    It's A Whole Different World Down Here...

    LOVE this post!!! I can't like it enough.
  4. Karou

    IV starts in arm with a DVT

    I wouldn't say an upper extremity DVT is rare, but I definitely don't see them as often as a leg thrombosis. Is it really that common that yall get dialysis patients with a upper extremity fistula one side, and a upper extremity DVT on the other? Does your facility have a policy in this? We do, and as soon as the DVT is discovered/known, IV access is removed (if it was already there), and that extremity is made a no stick/no BP. If a patient is like the one you described then then I have seen IV's placed in the foot, EJ, or physician places a central line. I have seen less than a handful of patients who have that exact scenario though. If the other arm is limited due to mastectomy (w/lymph node removal) or CVA, the physician will order that arm to be used.
  5. Karou

    IV starts in arm with a DVT

    No, a known DVT in an upper extremity is a contraindication for IV access. Once a DVT is discovered we have to remove any IV access (PIV or PICC). The arm already has a DVT and is at risk for further neurovascular compromise. You should not to anything else to that extremity that could cause neurovascular damage- so no IV's, blood draws, or blood pressures. That is what I have been taught and that's the policy where I work.
  6. Karou

    Is this real? Vein light
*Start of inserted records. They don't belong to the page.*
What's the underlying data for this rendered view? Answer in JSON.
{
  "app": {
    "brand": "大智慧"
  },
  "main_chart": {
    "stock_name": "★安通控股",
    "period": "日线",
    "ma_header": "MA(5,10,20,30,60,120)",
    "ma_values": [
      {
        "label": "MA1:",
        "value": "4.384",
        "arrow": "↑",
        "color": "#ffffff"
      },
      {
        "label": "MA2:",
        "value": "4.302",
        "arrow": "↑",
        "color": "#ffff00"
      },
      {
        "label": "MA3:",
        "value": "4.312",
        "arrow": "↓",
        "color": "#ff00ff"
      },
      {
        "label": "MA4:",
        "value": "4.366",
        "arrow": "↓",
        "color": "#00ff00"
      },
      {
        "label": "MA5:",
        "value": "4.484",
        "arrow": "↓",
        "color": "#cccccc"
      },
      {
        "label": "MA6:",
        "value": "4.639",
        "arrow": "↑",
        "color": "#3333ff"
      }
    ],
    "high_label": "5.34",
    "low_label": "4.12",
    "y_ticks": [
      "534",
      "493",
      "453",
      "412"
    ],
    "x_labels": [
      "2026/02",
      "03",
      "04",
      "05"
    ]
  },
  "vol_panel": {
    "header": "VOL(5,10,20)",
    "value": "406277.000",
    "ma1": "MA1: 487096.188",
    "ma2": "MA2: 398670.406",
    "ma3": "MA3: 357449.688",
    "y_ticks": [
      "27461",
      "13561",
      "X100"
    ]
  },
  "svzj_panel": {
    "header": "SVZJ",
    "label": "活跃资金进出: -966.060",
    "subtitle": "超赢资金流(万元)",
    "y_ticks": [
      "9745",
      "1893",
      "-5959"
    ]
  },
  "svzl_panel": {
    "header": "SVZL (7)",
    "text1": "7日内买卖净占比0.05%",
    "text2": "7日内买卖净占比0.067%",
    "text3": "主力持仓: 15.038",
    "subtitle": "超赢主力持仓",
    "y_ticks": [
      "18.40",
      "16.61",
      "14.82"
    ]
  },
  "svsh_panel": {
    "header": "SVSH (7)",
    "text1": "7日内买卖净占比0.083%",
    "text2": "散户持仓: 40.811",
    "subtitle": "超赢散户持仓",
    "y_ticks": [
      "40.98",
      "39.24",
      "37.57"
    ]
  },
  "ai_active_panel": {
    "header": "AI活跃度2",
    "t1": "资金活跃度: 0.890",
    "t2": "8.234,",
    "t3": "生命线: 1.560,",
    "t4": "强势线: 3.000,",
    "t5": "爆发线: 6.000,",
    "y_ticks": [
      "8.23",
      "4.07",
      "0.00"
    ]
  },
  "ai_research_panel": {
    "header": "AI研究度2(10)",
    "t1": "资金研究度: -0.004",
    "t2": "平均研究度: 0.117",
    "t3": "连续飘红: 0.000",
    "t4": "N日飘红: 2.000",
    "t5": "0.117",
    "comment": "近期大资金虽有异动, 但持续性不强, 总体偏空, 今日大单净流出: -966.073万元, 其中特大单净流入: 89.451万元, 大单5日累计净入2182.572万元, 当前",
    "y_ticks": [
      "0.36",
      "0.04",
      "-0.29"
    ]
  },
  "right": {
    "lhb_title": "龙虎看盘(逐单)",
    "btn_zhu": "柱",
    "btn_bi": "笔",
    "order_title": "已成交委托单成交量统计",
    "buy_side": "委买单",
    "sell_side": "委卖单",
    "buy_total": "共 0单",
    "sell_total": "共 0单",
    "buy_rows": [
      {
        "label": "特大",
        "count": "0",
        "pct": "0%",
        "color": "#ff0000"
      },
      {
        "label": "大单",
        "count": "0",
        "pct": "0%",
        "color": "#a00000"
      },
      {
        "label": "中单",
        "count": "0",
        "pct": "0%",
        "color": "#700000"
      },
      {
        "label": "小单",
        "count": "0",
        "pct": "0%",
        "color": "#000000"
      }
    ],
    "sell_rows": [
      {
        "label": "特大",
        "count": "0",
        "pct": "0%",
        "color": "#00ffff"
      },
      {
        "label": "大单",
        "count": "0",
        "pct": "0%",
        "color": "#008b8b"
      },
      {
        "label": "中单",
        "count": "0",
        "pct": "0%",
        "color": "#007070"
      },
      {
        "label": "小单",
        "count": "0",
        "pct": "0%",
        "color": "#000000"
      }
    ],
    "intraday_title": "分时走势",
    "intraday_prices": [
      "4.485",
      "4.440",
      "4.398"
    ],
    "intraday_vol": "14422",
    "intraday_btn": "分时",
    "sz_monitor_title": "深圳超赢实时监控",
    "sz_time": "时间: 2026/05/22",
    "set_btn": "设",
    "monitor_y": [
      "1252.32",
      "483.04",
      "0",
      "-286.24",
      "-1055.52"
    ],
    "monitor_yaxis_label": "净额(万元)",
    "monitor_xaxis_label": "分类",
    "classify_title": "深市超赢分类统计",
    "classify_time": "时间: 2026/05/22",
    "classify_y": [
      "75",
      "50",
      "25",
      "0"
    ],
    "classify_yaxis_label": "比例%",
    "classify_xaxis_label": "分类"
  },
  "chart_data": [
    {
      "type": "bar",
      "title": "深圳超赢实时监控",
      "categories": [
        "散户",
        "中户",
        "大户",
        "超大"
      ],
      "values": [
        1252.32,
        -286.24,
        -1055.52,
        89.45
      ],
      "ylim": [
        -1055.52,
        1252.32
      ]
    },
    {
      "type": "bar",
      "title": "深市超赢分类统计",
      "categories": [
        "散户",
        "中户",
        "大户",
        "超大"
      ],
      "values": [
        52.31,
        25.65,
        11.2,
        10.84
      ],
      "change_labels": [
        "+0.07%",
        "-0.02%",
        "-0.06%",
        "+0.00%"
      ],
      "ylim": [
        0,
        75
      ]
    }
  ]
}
    It's real but can be a pain to use. The machine is huge and heavy, difficult to move around. It is nice that it's hands free when you are inserting so you can keep the light on and have two hands to insert the IV. I have gotten difficult sticks that I know I couldn't have gotten otherwise because I have used the vein finder. It takes practice also. Overall... It can be helpful. It's the best vein finding tool we have used on my unit, aside from the ultrasound (which we aren't trained on/don't have and have to call ED or ICU to do).
  7. Are you a nurse? What setting are you in? Of all the people who have commented on this post, you seem to be the only one who interpreted it this way. That's interesting. Have you had a negative experience with death in the acute care hospital setting before? I ask you... What is the harm in the lie? What are the benefits?
  8. My hospital does inpatient satisfaction surveys weekly that they post for staff to see. They also do a survey after the patient discharges. Any staff with positive mentions get acknowledged. This is factored in when employee of the month is awarded. So they are constantly telling us how we are "performing" as a unit and giving "positive recognition". If a patient has a complaint then the supervisor visits them to discuss it and patient advocate gets involved. I am lucky because my manager is actually very supportive of our staff and will stand behind us (when reasonable). One thing we constantly rate low on is noise level. They recently implemented those noise traffic lights at the nurses station. We also rank low on room size but that can't be fixed. It is interesting to me how vastly those scores can range weekly. We might be 90% positive one week and 1% the next on the same topic. Oh well. You can't satisfy everyone. Some patients requests/complaints are just plain unreasonable.